EVIDENCE - Burden of proof - On whom lies - Whether same can shift

EVIDENCE - Document - where already admitted - and marked as exhibit -  Whether can be expunged from record

EVIDENCE - Documentary evidence - Where already admitted - Whether objection against same will be refused

EVIDENCE - Documents - Admissibility of - Whether contents of need be specifically pleaded to make same admissible

INTERPRETATION - ‘Words’ - Need to give correct meaning of while determining the intendment of a law or purported law

LOCUS STANDI - Definition of

PLEADINGS - Averments in pleadings - Need for to contain facts only

PLEADINGS - Bindingness of on parties - Effect of unpleaded facts

WORDS AND PHRASES - ‘Clan’ - Meaning of

WORDS AND PHRASES - ‘Consider’ - Meaning of

WORDS AND PHRASES - ‘Locus standi’ - Meaning of WORDS AND PHRASES - ‘Recommendation’ - Meaning of

Issues:

1.            Whether the plaintiff lacks the locus standi to institute this

action.

2.            Whether the lower court was right in law in nullifying the relevant legislation solely on the ground that it is the certified True Copy that was received in evidence and not the original copy.

3.            Whether the lower court should not have expunged exhibits AH which were admitted inadvertently.

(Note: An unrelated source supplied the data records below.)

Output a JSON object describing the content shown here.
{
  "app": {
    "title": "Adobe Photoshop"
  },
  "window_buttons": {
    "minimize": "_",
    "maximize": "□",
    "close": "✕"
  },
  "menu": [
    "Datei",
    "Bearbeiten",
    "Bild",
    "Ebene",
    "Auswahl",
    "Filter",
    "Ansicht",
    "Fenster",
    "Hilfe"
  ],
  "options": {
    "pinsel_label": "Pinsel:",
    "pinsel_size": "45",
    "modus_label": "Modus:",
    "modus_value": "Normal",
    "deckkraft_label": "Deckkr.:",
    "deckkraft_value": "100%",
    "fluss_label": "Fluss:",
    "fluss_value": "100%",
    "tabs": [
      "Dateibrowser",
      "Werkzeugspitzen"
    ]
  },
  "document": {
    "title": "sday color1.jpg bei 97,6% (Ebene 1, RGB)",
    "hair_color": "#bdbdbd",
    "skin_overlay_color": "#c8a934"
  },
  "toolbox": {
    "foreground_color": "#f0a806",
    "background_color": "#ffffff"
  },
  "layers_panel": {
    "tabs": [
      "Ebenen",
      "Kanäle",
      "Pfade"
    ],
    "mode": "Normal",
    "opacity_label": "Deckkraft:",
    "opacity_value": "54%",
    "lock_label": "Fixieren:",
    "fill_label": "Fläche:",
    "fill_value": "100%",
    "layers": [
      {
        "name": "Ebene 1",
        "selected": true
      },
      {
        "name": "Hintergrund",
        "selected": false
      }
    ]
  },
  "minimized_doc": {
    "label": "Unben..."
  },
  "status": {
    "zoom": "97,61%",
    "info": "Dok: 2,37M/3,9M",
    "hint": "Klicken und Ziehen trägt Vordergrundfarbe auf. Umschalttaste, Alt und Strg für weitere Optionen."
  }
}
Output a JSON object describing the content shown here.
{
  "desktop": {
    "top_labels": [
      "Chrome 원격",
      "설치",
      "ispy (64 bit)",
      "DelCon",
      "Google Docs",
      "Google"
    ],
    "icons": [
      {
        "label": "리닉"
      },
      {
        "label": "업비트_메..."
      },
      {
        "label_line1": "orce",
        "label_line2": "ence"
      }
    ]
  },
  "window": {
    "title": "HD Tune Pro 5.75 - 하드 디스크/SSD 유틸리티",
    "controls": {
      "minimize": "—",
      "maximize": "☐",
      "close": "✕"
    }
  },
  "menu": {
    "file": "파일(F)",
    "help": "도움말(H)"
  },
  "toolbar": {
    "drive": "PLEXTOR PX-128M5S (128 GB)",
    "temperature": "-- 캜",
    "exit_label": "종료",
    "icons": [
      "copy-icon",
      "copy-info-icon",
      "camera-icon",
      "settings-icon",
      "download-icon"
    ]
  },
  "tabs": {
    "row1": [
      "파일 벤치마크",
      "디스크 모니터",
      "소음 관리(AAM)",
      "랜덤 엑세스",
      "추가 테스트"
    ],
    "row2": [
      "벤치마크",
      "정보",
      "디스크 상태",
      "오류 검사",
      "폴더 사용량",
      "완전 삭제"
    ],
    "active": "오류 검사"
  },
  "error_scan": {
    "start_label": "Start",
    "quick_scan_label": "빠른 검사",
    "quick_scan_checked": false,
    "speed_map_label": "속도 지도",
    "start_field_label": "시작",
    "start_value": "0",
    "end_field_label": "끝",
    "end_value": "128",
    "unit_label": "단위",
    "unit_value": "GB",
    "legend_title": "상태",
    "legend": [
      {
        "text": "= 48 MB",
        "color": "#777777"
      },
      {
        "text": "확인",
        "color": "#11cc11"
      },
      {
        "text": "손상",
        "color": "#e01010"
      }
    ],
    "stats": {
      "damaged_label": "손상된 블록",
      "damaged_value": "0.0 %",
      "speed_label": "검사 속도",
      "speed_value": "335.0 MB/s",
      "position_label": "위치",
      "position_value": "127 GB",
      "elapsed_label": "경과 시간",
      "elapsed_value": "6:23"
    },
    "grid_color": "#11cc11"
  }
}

4.            Whether the plaintiff proved his case in accordance with the law to entitle him to judgment.

Facts:

The plaintiff filed a civil action against the defendant/appellant at the Gombe State High Court seeking declaratory reliefs in respect of exclusion from and determination of the eligibility of the plaintiff to contest for the chieftaincy of Tangale as well as a declaration nullifying the document issued by Tangale Traditional Council excluding him from contesting for the chieftaincy of Tangale.

The plaintiff asserted that the Tangale community is made of clans/ villages with each clan/village having its own clan/village head until the various village were unified under one village head, the position his ancestor, Galadima Ila occupied from 1906-1907. The plaintiff’s father contested for the cheiftaincy of Tangale in 1951 but he lost. The plaintiff’s attempt to contest the chieftaincy of Tangale in 1997 met a brick wall as he was excluded from contesting by a letter written by Tangale/Waja Emirate/Traditional Council.

The defendant/appellant denied most of the plaintiff’s averments and stated further that the plaintiff’s father was excluded from contesting for the chieftaincy of Tangale because upon investigation he was found not to belong to the Tangale ruling House.

After the exchange of pleadings, witnesses gave evidence which were appraised. After the review of partie evidence and addresses of their counsel, the trial court gave judgment in favour of the plaintiff. Dissatisfied with the said judgment, the defendants brought this appeal.